Sometimes you have to ask why on earth something like the ground rent scandal ever even happened. As Alastair Stewart’s column suggests, the industry really doesn’t help itself.

Dean Clifford Great Marlborough

Leasehold is a peculiarity of British property law, one with a long history stretching back to the agricultural economy of the Middle Ages, that was devised when land was the central form of economic production and land ownership was tied to social position.

A good example is Transport for London, one of London’s biggest landowners. The Crown Estate, the Grosvenor Estate and others are also based on the leasehold system.
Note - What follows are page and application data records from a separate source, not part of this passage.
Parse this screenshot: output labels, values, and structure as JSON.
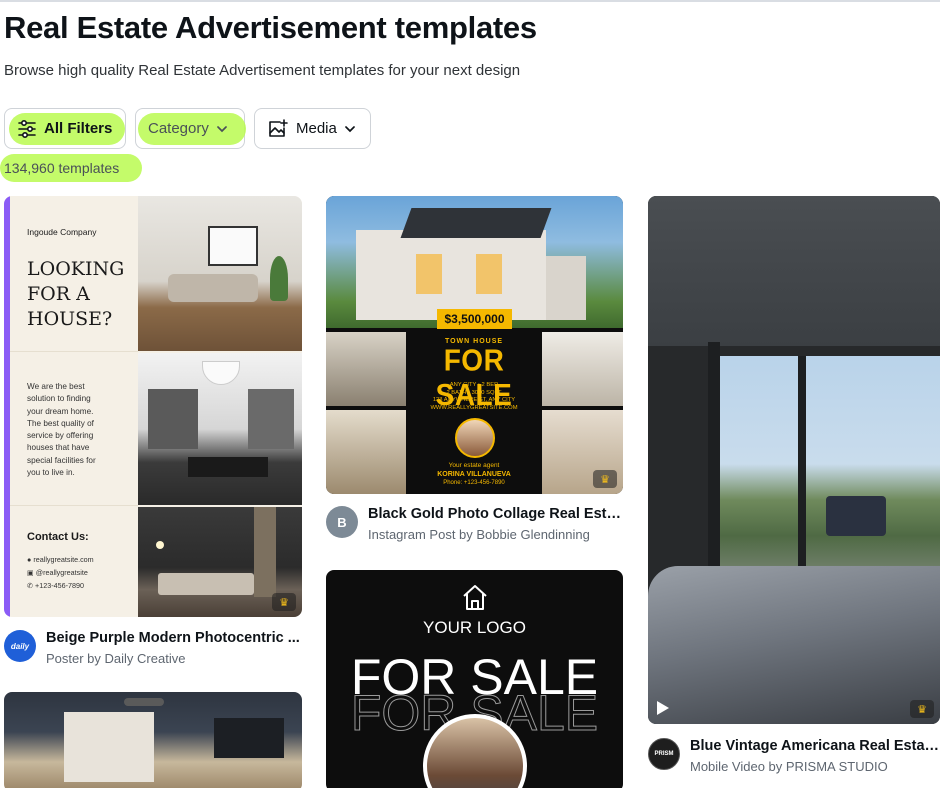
{
  "page": {
    "title": "Real Estate Advertisement templates",
    "subtitle": "Browse high quality Real Estate Advertisement templates for your next design",
    "result_count": "134,960 templates"
  },
  "filters": {
    "all_filters": "All Filters",
    "category": "Category",
    "media": "Media"
  },
  "highlight_color": "#bafa50",
  "templates": [
    {
      "title": "Beige Purple Modern Photocentric ...",
      "subtitle": "Poster by Daily Creative",
      "avatar_text": "daily",
      "avatar_color": "#1f5fd8",
      "preview": {
        "company": "Ingoude Company",
        "headline": [
          "LOOKING",
          "FOR A",
          "HOUSE?"
        ],
        "body": [
          "We are the best",
          "solution to finding",
          "your dream home.",
          "The best quality of",
          "service by offering",
          "houses that have",
          "special facilities for",
          "you to live in."
        ],
        "contact_title": "Contact Us:",
        "contacts": [
          "reallygreatsite.com",
          "@reallygreatsite",
          "+123-456-7890"
        ],
        "accent_color": "#8b5cf6"
      }
    },
    {
      "title": "Black Gold Photo Collage Real Esta...",
      "subtitle": "Instagram Post by Bobbie Glendinning",
      "avatar_text": "B",
      "avatar_color": "#7d8a96",
      "preview": {
        "price": "$3,500,000",
        "kicker": "TOWN HOUSE",
        "headline": "FOR SALE",
        "details": [
          "ANY CITY • 2 BED",
          "2 BATH • 3060 SQFT",
          "123 ANYWHERE ST, ANY CITY",
          "WWW.REALLYGREATSITE.COM"
        ],
        "agent_label": "Your estate agent",
        "agent_name": "KORINA VILLANUEVA",
        "agent_phone": "Phone: +123-456-7890",
        "accent_color": "#f5b800"
      }
    },
    {
      "title": "Blue Vintage Americana Real Estat...",
      "subtitle": "Mobile Video by PRISMA STUDIO",
      "avatar_text": "PRISM",
      "avatar_color": "#1e1e1e"
    },
    {
      "preview": {
        "logo_text": "YOUR LOGO",
        "headline": "FOR SALE"
      }
    }
  ],
  "icons": {
    "filters": "sliders-icon",
    "category_chevron": "chevron-down-icon",
    "media": "image-add-icon",
    "premium": "crown-icon",
    "video": "play-icon"
  }
}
The problem comes when the natural checks and balances fail to function as they should. The role of the solicitor should be to identify contractual obfuscation, imperceptible to most punters, and call it out for what it is. That those with a legal and moral duty failed in their obligation is cause for concern.

The people who have been sold these homes should feel just as aggrieved by their legal counsel as with the sellers.

Dark clouds over houses

Britain’s biggest housebuilders have found themselves on Sajid Javid’s ‘naughty step’ as a result of the leasehold scandal -Source: Shutterstock/pcruciatti

This scandal also reveals a wider trend within our industry. We seem incapable of reforming ourselves, instead waiting for the cry of public outrage to grow until the authorities feel the need to get involved and invariably ‘stamp out’ certain forms of behaviour. The opportunism of a few has led to those burdened with unsellable properties and crippling payments.

What will be the eventual outcome? A cap on ground rents, or maybe even banning the practice all together? Why must we inflict these easily preventable wounds on ourselves?

We need to get our house in order, otherwise someone else will do it for us. And in all likelihood the consequences will not be pretty.

Dean Clifford, co-founder, Great Marlborough Estates